Bond yields could head towards 6.5% by the end of March next year from the current levels of 6.7%, treasurers believe, especially given that chances of another cut in the repo rate, following Tuesday’s cut of 25 basis points, are high.
Bonds rallied smartly on Tuesday, with the yield on the 10-year benchmark bond falling by over 4 bps to close at 6.73%. Yields have been trending down since June this year — they have fallen by approximately 60 basis points since June — and have fallen more than 10 bps since September 19.
“Bond yields are definitely headed down. We could see the 10-year testing 6.55%-6.60% levels post the US elections, which is the next stop,” said Jayesh Mehta, MD and Country Treasurer, Bank of America.
Ananth Narayan, regional head of financial markets for ASEAN & South Asia of Standard Chartered Bank, believes there is room for yields to come down. “That’s our base case given the real rate is moving down and the hard 4 % is being replaced with the mandate of an inflation target of 4% plus minus 2%,” Narayan observed.
“Moreover, liquidity is expected to be comfortable given the RBI has already achieved neutrality and more than compensated for FCNR(B) outflows,” he added.
Market participants are convinced there is room for one more rate cut in FY17. “The RBI’s decision, although expected, was an indicator that it is comfortable with where inflation is. I know that they said there is an upside risk to the inflation target, but that is always the case in India,” Ashish Parthasarthy, Treasurer at HDFC Bank, told FE.
“If the numbers favour, we might definitely see another rate cut this year, possibly as early as December,” Parthasarthy said.
Ajay Manglunia, head of fixed income at Edelweiss Finance, said he sees the 10-year benchmark yield settling at around 6.50% by the end of March. “There is certainly a possibility of one more rate cut by then given that 25 bps is already done now,” Manglunia said.
Manglunia added that although the central bank said that there were upside risks to its inflation target of 5% by the end of FY17, inflation is already around the 5% level and the recently-concluded healthy monsoon would help in keeping prices down.
Another positive of Tuesday’s monetary policy review seems to be the central bank’s shift in focus to growth and inflation together instead of just inflation.

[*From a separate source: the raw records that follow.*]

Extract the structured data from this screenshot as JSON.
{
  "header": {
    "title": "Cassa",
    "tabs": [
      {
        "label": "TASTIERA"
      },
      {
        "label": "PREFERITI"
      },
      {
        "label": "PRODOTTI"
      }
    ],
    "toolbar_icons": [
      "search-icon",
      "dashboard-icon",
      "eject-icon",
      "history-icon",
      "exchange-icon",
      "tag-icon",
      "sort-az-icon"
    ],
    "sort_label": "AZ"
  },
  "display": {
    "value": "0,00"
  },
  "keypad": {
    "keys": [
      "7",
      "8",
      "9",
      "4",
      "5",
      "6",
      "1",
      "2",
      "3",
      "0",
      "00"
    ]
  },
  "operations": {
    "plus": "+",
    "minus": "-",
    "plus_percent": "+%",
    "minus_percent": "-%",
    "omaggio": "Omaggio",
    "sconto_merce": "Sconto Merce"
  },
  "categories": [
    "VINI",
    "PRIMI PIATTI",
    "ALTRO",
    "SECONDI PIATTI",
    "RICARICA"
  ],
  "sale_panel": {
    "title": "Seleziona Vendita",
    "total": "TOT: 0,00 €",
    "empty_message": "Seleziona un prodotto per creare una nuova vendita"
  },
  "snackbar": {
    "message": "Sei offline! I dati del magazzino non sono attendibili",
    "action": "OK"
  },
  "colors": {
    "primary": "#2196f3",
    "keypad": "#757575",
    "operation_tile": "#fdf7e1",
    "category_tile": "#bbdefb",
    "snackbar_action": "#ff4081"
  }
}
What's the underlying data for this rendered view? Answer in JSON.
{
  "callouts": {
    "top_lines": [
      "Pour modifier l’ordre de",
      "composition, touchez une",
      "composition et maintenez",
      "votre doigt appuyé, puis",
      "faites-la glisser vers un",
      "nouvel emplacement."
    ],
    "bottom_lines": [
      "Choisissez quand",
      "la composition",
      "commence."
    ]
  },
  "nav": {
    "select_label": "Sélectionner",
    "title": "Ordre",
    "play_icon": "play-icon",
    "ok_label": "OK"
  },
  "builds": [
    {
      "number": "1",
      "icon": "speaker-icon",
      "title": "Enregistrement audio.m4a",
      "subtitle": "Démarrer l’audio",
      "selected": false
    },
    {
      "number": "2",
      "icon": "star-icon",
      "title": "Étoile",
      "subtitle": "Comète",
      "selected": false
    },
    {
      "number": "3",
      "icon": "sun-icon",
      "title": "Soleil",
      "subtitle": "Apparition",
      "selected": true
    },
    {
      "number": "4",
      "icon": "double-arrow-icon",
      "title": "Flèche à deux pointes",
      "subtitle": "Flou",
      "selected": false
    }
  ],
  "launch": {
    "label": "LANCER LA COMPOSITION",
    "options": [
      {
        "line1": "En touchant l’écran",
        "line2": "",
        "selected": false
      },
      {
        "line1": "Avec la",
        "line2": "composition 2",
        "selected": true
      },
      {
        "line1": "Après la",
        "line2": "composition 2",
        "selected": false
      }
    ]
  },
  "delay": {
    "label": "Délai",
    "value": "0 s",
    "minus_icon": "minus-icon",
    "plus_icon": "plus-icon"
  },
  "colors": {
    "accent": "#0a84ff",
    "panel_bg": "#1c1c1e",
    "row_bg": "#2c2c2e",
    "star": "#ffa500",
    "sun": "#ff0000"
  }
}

“It is a big change from what was happening and that is the whole point of having a monetary policy committee,” Kartik Srinivasan, senior vice-president at rating agency ICRA, said.